Belle Terre is located at 40°57′37″N 73°4′5″W / 40.96028°N 73.06806°W / 40.96028; -73.06806 (40.9628083, -73.068439)[1].

According to the United States Census Bureau, the village has a total area of 0.9 square miles (2.3 km2), all of it land.

Demographics

As of the census[2] of 2000, there were 832 people, 286 households, and 237 families residing in the village. The population density was 952.3 people per square mile (369.2/km²). There were 297 housing units at an average density of 339.9 per square mile (131.8/km²). The racial makeup of the village was 91.71% White, 1.08% African American, 5.05% Asian, 0.60% from other races, and 1.56% from two or more races.
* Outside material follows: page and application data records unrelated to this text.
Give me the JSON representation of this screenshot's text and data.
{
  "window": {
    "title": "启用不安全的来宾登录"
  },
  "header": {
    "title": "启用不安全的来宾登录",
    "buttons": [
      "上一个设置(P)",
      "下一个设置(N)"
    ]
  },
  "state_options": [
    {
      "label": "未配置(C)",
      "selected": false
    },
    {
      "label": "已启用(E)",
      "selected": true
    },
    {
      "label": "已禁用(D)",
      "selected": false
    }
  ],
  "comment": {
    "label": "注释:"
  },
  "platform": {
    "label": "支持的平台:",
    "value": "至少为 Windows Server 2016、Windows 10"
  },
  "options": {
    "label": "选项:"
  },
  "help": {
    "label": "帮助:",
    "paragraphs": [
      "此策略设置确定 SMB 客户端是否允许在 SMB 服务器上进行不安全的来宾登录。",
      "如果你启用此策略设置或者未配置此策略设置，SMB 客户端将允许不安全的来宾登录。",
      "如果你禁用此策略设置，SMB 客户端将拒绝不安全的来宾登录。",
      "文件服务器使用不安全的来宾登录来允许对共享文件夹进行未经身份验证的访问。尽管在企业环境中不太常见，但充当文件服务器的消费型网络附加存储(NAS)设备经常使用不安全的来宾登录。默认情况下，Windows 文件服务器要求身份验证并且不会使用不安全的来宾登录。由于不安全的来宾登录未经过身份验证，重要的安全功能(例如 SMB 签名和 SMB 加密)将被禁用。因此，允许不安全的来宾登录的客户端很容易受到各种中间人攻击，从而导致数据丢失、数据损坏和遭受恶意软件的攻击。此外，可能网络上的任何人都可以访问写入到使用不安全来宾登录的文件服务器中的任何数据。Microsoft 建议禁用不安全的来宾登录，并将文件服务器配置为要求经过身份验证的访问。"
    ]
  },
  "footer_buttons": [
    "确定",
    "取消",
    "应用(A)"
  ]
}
Hispanic or Latino of any race were 1.92% of the population.

There were 286 households out of which 31.1% had children under the age of 18 living with them, 76.6% were married couples living together, 5.2% had a female householder with no husband present, and 16.8% were non-families. 11.2% of all households were made up of individuals and 4.5% had someone living alone who was 65 years of age or older. The average household size was 2.91 and the average family size was 3.16.
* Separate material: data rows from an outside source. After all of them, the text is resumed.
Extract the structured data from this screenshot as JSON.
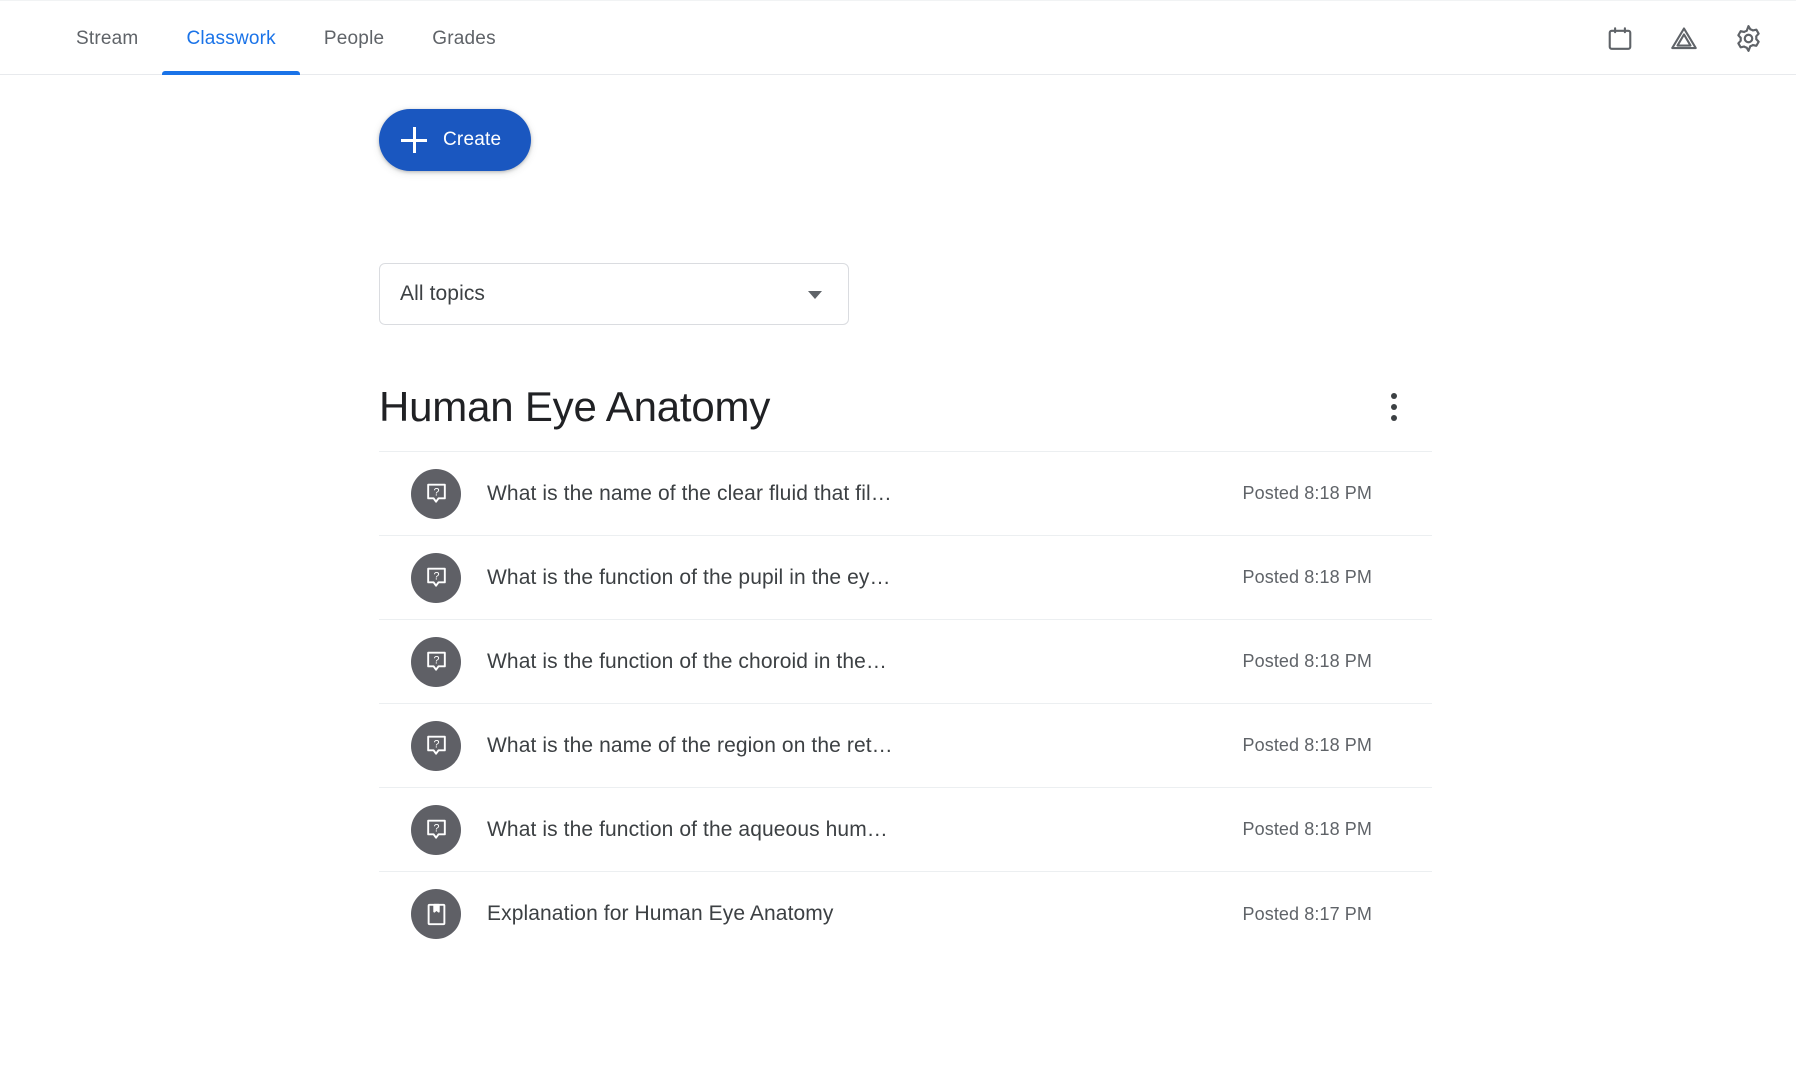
{
  "topbar": {
    "tabs": [
      {
        "label": "Stream",
        "active": false
      },
      {
        "label": "Classwork",
        "active": true
      },
      {
        "label": "People",
        "active": false
      },
      {
        "label": "Grades",
        "active": false
      }
    ],
    "actions": [
      {
        "name": "calendar-icon",
        "title": "Calendar"
      },
      {
        "name": "drive-icon",
        "title": "Class Drive folder"
      },
      {
        "name": "gear-icon",
        "title": "Settings"
      }
    ],
    "accent_color": "#1a73e8"
  },
  "toolbar": {
    "create_label": "Create",
    "create_icon": "plus-icon",
    "create_color": "#1a57c0",
    "topics_filter_value": "All topics",
    "topics_filter_caret": "chevron-down-icon"
  },
  "topic": {
    "title": "Human Eye Anatomy",
    "menu_icon": "more-vert-icon",
    "items": [
      {
        "title": "What is the name of the clear fluid that fil…",
        "meta": "Posted 8:18 PM",
        "icon": "question-icon"
      },
      {
        "title": "What is the function of the pupil in the ey…",
        "meta": "Posted 8:18 PM",
        "icon": "question-icon"
      },
      {
        "title": "What is the function of the choroid in the…",
        "meta": "Posted 8:18 PM",
        "icon": "question-icon"
      },
      {
        "title": "What is the name of the region on the ret…",
        "meta": "Posted 8:18 PM",
        "icon": "question-icon"
      },
      {
        "title": "What is the function of the aqueous hum…",
        "meta": "Posted 8:18 PM",
        "icon": "question-icon"
      },
      {
        "title": "Explanation for Human Eye Anatomy",
        "meta": "Posted 8:17 PM",
        "icon": "material-book-icon"
      }
    ]
  }
}
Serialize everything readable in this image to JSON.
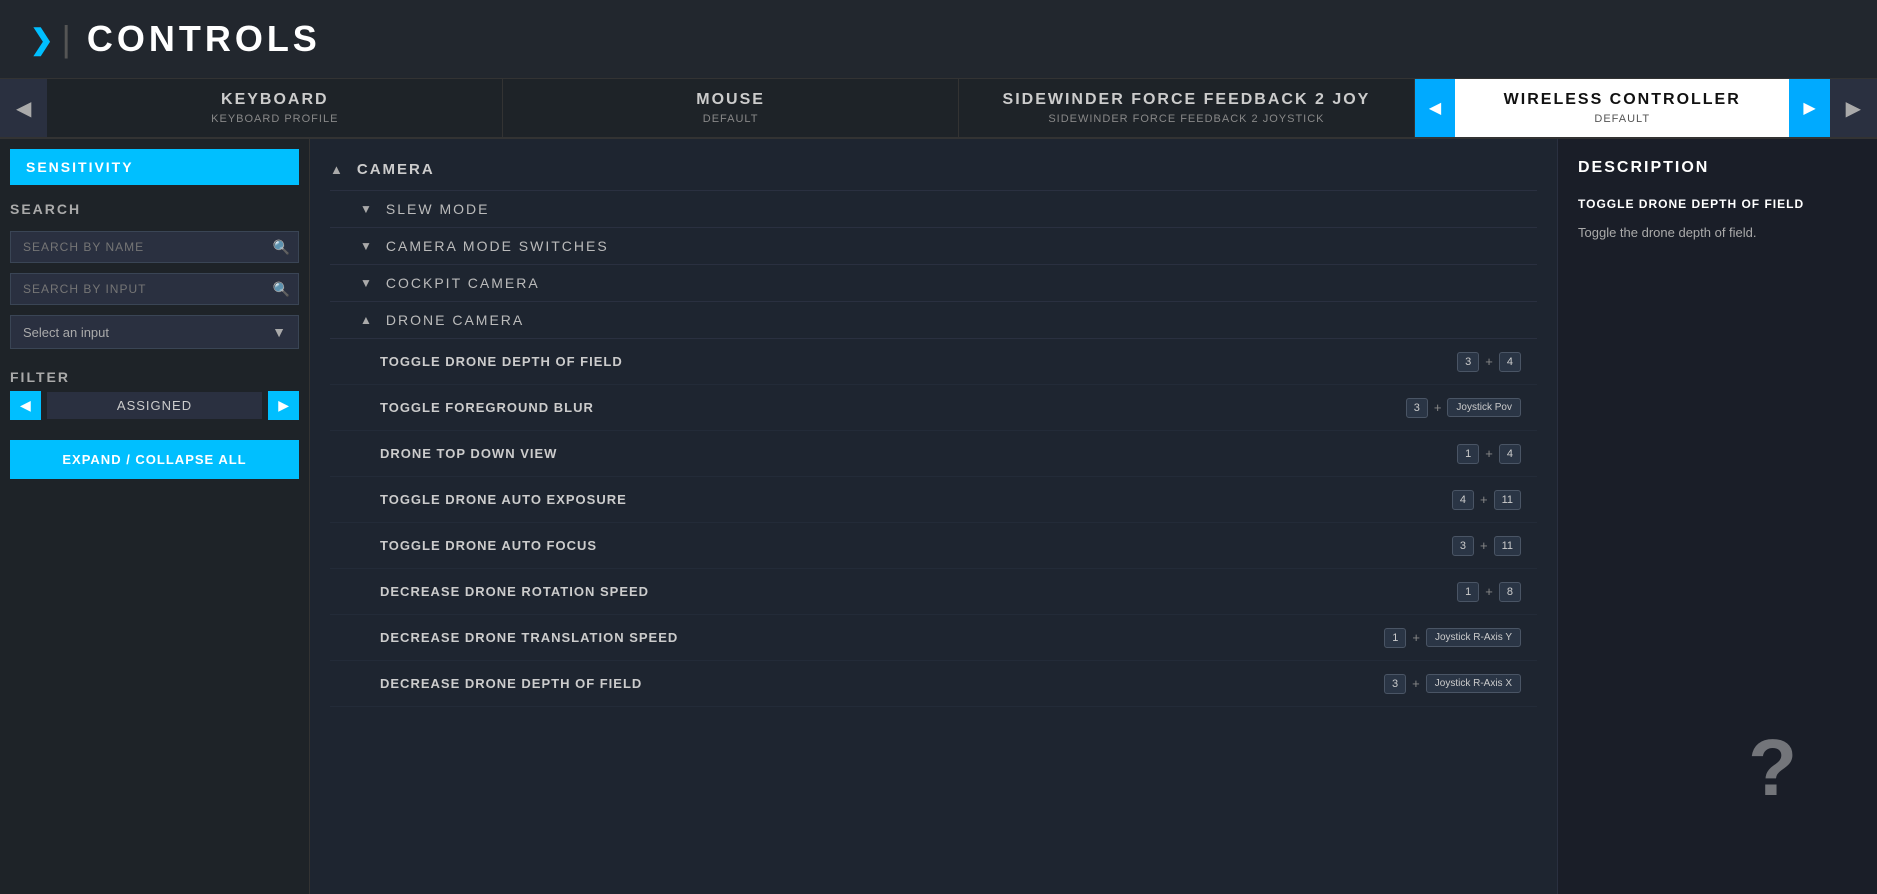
{
  "header": {
    "chevron": "❯",
    "divider": "|",
    "title": "CONTROLS"
  },
  "tabs": [
    {
      "id": "keyboard",
      "name": "KEYBOARD",
      "sub": "KEYBOARD PROFILE",
      "active": false
    },
    {
      "id": "mouse",
      "name": "MOUSE",
      "sub": "DEFAULT",
      "active": false
    },
    {
      "id": "sidewinder",
      "name": "SIDEWINDER FORCE FEEDBACK 2 JOY",
      "sub": "SIDEWINDER FORCE FEEDBACK 2 JOYSTICK",
      "active": false
    },
    {
      "id": "wireless",
      "name": "WIRELESS CONTROLLER",
      "sub": "DEFAULT",
      "active": true
    }
  ],
  "sidebar": {
    "sensitivity_label": "SENSITIVITY",
    "search_label": "SEARCH",
    "search_by_name_placeholder": "SEARCH BY NAME",
    "search_by_input_placeholder": "SEARCH BY INPUT",
    "select_input_placeholder": "Select an input",
    "filter_label": "FILTER",
    "filter_value": "ASSIGNED",
    "expand_label": "EXPAND / COLLAPSE ALL"
  },
  "categories": [
    {
      "name": "CAMERA",
      "expanded": true,
      "subcategories": [
        {
          "name": "SLEW MODE",
          "expanded": false,
          "items": []
        },
        {
          "name": "CAMERA MODE SWITCHES",
          "expanded": false,
          "items": []
        },
        {
          "name": "COCKPIT CAMERA",
          "expanded": false,
          "items": []
        },
        {
          "name": "DRONE CAMERA",
          "expanded": true,
          "items": [
            {
              "name": "TOGGLE DRONE DEPTH OF FIELD",
              "binding1": "3",
              "plus": "+",
              "binding2": "4",
              "binding2_wide": false
            },
            {
              "name": "TOGGLE FOREGROUND BLUR",
              "binding1": "3",
              "plus": "+",
              "binding2": "Joystick Pov",
              "binding2_wide": true
            },
            {
              "name": "DRONE TOP DOWN VIEW",
              "binding1": "1",
              "plus": "+",
              "binding2": "4",
              "binding2_wide": false
            },
            {
              "name": "TOGGLE DRONE AUTO EXPOSURE",
              "binding1": "4",
              "plus": "+",
              "binding2": "11",
              "binding2_wide": false
            },
            {
              "name": "TOGGLE DRONE AUTO FOCUS",
              "binding1": "3",
              "plus": "+",
              "binding2": "11",
              "binding2_wide": false
            },
            {
              "name": "DECREASE DRONE ROTATION SPEED",
              "binding1": "1",
              "plus": "+",
              "binding2": "8",
              "binding2_wide": false
            },
            {
              "name": "DECREASE DRONE TRANSLATION SPEED",
              "binding1": "1",
              "plus": "+",
              "binding2": "Joystick R-Axis Y",
              "binding2_wide": true
            },
            {
              "name": "DECREASE DRONE DEPTH OF FIELD",
              "binding1": "3",
              "plus": "+",
              "binding2": "Joystick R-Axis X",
              "binding2_wide": true
            }
          ]
        }
      ]
    }
  ],
  "description": {
    "title": "DESCRIPTION",
    "action_name": "TOGGLE DRONE DEPTH OF FIELD",
    "text": "Toggle the drone depth of field."
  },
  "icons": {
    "search": "🔍",
    "chevron_down": "▼",
    "chevron_left": "◀",
    "chevron_right": "▶",
    "expand_up": "▲",
    "collapse_down": "▼",
    "question": "?"
  }
}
In the village the population was spread out with 24.8% under the age of 18, 3.6% from 18 to 24, 21.9% from 25 to 44, 36.5% from 45 to 64, and 13.2% who were 65 years of age or older. The median age was 45 years. For every 100 females there were 100.5 males. For every 100 females age 18 and over, there were 98.1 males.

The median income for a household in the village was $132,155, and the median income for a family was $144,708. Males had a median income of $100,000 versus $50,156 for females. The per capita income for the village was $56,191. None of the families and 1.4% of the population were living below the poverty line, including no under eighteens and 3.2% of those over 64.

Belle Terre v. Boraas

Belle Terre is known for a law that evicted students from a nearby university campus, the State University of New York at Stony Brook, who were leasing shared housing in the village. In Village of Belle Terre v. Boraas[3], the United States Supreme Court, in an opinion written by Justice William O. Douglas, held that it was constitutional to forbid more than two people unrelated by blood, adoption, or marriage — not counting household servants — from living and cooking together as a single housekeeping unit in the village for the purpose of maintaining a quiet residential sector, a legitimate state interest.

References

  1. ^ "US Gazetteer files: 2010, 2000, and 1990". United States Census Bureau. 2011-02-12. http://www.census.gov/geo/www/gazetteer/gazette.html. Retrieved 2011-04-23. 
  2. ^ "American FactFinder". United States Census Bureau. http://factfinder.census.gov. Retrieved 2008-01-31. 
  3. ^ 416 U.S. 1 (1974) Belle Terre v. Boraas

External links